• _EXERCISE_
Show all lines from the records below in which the string "JSON" is present.

(GIVEN RECORDS begins)

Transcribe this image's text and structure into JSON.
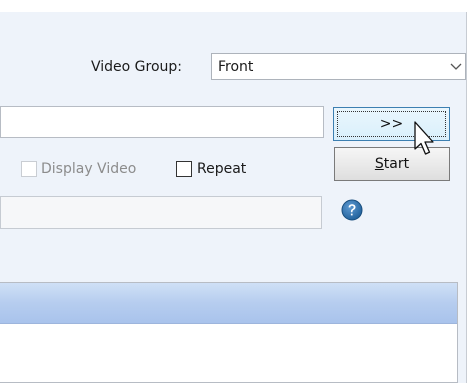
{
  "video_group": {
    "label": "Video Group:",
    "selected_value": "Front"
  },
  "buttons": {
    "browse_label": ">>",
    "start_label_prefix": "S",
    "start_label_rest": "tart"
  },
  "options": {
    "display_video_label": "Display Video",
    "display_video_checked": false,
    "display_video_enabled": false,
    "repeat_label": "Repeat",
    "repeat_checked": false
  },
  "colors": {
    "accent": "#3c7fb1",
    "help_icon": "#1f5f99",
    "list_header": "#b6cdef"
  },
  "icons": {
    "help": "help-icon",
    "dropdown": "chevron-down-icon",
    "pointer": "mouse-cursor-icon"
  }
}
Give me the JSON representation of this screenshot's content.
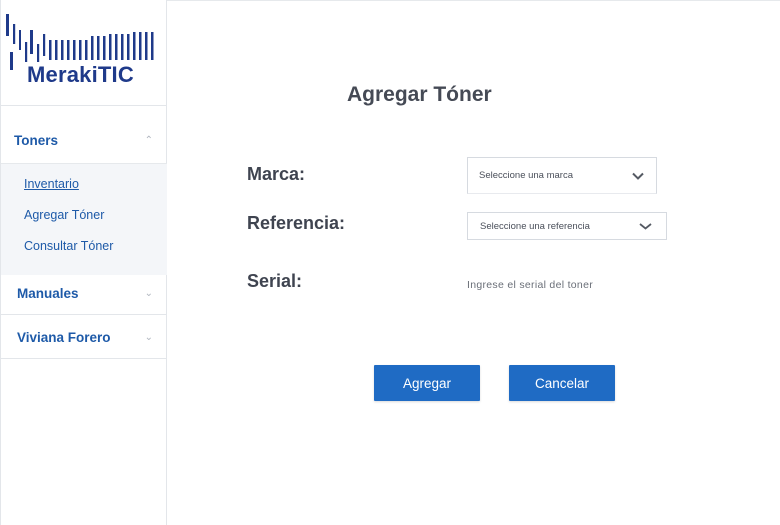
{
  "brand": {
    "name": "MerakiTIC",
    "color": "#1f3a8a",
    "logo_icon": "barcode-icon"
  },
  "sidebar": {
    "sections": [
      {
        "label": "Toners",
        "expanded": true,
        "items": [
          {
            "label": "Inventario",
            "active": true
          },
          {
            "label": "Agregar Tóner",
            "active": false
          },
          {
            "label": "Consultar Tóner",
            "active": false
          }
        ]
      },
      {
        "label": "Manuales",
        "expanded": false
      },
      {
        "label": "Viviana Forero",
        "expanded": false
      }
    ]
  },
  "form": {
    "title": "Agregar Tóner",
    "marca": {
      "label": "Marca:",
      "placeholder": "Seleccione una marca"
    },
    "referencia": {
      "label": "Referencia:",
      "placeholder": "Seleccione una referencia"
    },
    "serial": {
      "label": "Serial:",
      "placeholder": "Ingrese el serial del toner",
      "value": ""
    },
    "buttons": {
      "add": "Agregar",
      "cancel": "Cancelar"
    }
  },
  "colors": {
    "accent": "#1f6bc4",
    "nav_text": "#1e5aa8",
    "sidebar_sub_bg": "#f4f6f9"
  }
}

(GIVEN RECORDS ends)
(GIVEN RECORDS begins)

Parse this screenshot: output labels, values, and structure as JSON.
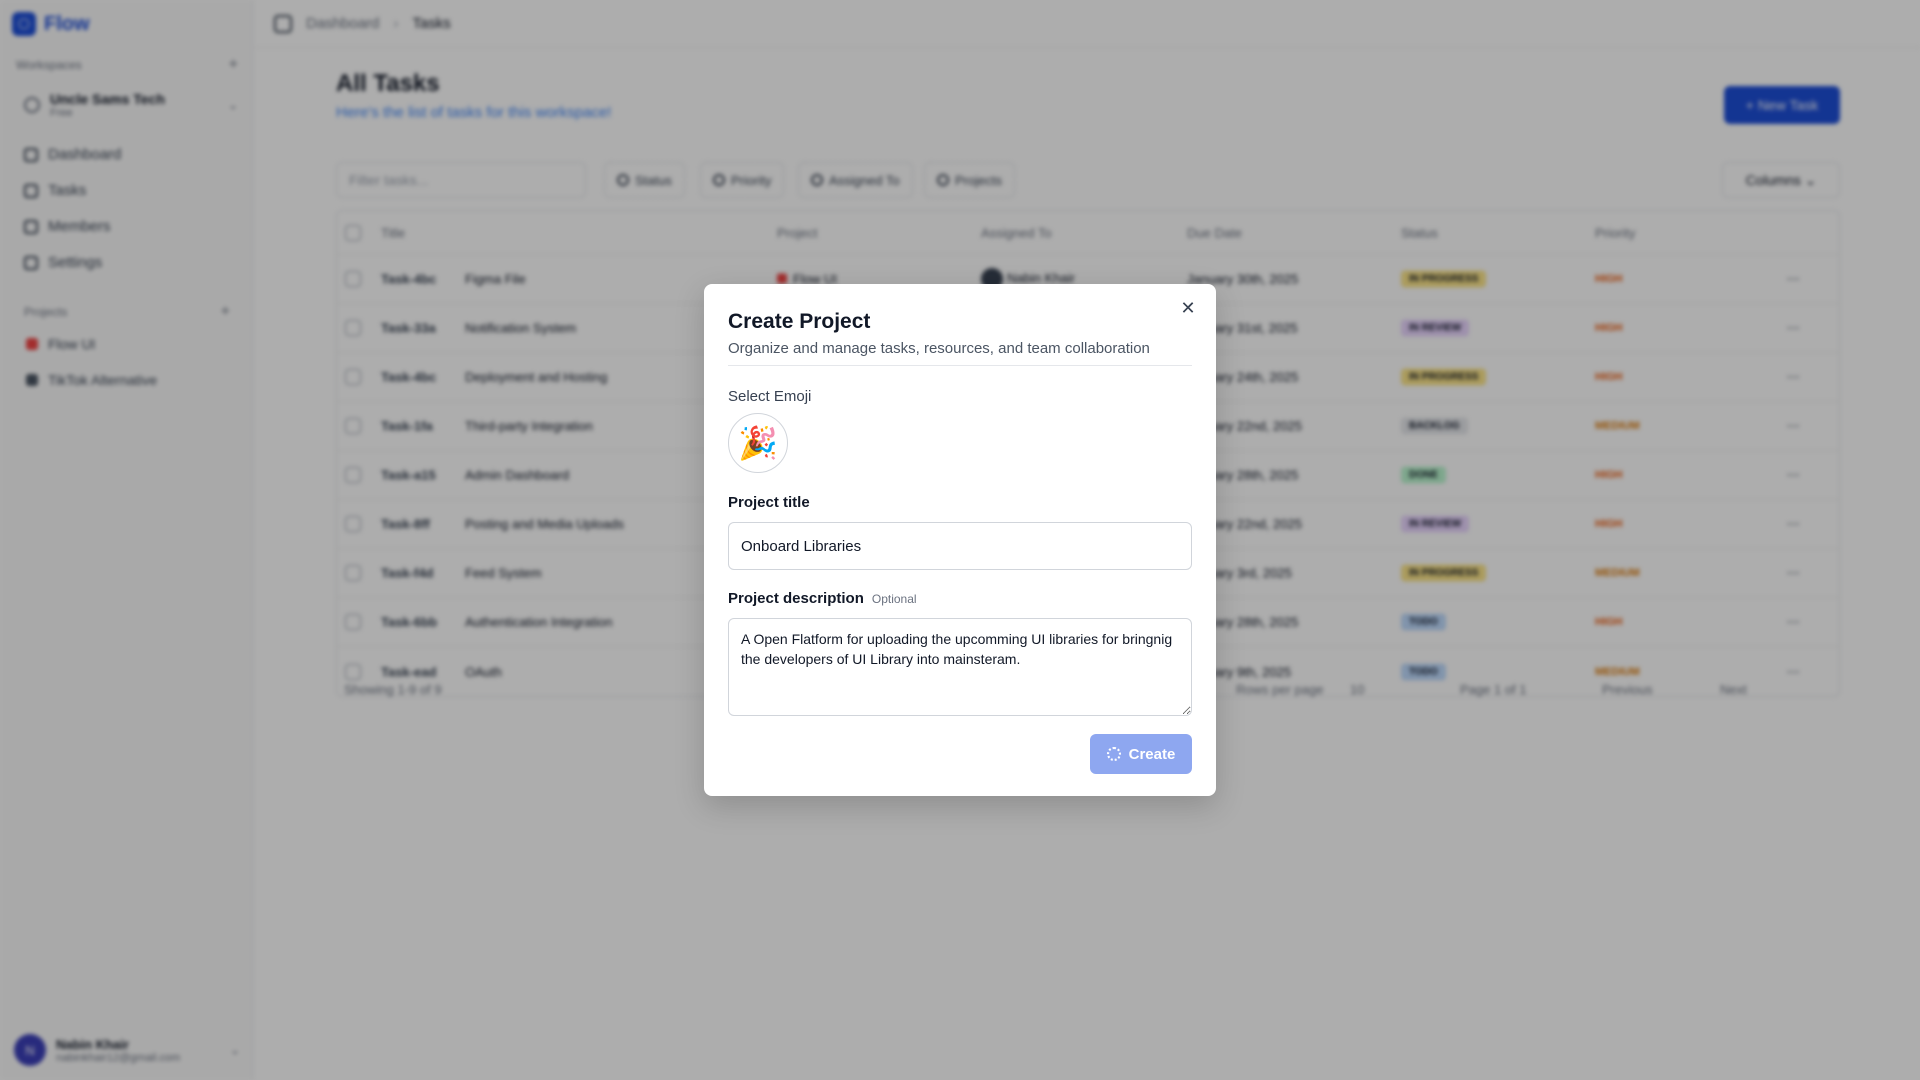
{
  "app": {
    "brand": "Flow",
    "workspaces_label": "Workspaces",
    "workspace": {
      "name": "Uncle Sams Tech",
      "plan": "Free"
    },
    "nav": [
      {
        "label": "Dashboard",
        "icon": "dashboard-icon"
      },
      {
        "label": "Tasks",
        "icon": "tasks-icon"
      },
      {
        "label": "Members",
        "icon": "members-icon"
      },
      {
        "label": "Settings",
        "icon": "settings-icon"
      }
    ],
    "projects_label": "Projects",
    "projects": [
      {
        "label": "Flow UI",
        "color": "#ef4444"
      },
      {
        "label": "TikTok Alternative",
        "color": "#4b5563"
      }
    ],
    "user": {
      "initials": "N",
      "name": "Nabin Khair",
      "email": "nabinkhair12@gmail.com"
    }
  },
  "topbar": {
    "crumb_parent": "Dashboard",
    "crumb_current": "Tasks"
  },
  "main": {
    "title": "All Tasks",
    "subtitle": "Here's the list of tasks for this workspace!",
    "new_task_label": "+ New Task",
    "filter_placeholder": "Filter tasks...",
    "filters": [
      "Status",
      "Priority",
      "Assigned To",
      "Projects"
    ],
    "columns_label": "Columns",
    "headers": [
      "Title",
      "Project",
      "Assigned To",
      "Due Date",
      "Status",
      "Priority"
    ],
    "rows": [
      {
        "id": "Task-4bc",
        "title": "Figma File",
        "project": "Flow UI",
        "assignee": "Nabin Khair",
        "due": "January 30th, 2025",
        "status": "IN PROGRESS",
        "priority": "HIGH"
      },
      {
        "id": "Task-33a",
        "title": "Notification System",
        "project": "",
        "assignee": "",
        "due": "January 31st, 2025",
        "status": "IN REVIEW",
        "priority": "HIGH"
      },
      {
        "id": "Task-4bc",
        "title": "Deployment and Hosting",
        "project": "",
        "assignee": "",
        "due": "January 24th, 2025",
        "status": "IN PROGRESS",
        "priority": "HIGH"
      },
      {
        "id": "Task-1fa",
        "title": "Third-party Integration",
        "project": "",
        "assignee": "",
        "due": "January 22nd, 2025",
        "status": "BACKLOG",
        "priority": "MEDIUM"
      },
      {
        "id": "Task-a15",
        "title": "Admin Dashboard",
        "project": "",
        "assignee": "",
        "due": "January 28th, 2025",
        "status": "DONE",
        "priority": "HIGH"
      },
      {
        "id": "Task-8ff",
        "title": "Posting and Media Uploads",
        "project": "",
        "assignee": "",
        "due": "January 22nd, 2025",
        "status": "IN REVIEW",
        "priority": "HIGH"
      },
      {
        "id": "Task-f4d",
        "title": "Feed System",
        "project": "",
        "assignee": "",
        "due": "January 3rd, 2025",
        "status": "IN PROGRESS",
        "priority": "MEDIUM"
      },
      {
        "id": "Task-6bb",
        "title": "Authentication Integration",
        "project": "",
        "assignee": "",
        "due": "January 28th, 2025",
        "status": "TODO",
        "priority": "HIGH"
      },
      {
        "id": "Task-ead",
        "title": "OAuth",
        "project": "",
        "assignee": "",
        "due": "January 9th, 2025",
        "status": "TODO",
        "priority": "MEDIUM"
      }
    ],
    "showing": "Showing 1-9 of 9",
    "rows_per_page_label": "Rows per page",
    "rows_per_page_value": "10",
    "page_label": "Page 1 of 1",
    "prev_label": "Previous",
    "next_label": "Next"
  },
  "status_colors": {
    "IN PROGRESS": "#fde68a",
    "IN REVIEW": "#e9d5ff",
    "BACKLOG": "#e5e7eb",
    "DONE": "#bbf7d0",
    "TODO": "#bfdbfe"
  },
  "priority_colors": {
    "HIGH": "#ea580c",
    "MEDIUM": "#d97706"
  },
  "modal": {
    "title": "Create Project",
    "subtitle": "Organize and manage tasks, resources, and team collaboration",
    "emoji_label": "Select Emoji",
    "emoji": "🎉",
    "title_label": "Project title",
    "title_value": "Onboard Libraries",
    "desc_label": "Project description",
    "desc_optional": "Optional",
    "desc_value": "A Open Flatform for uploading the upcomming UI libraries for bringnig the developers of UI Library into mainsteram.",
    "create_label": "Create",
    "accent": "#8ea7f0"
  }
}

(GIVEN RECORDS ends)

• _PROBLEM SOLUTION_
Transcribe this image's text and structure into JSON.
Give me the JSON representation of this screenshot's content.
Parse this screenshot: output labels, values, and structure as JSON.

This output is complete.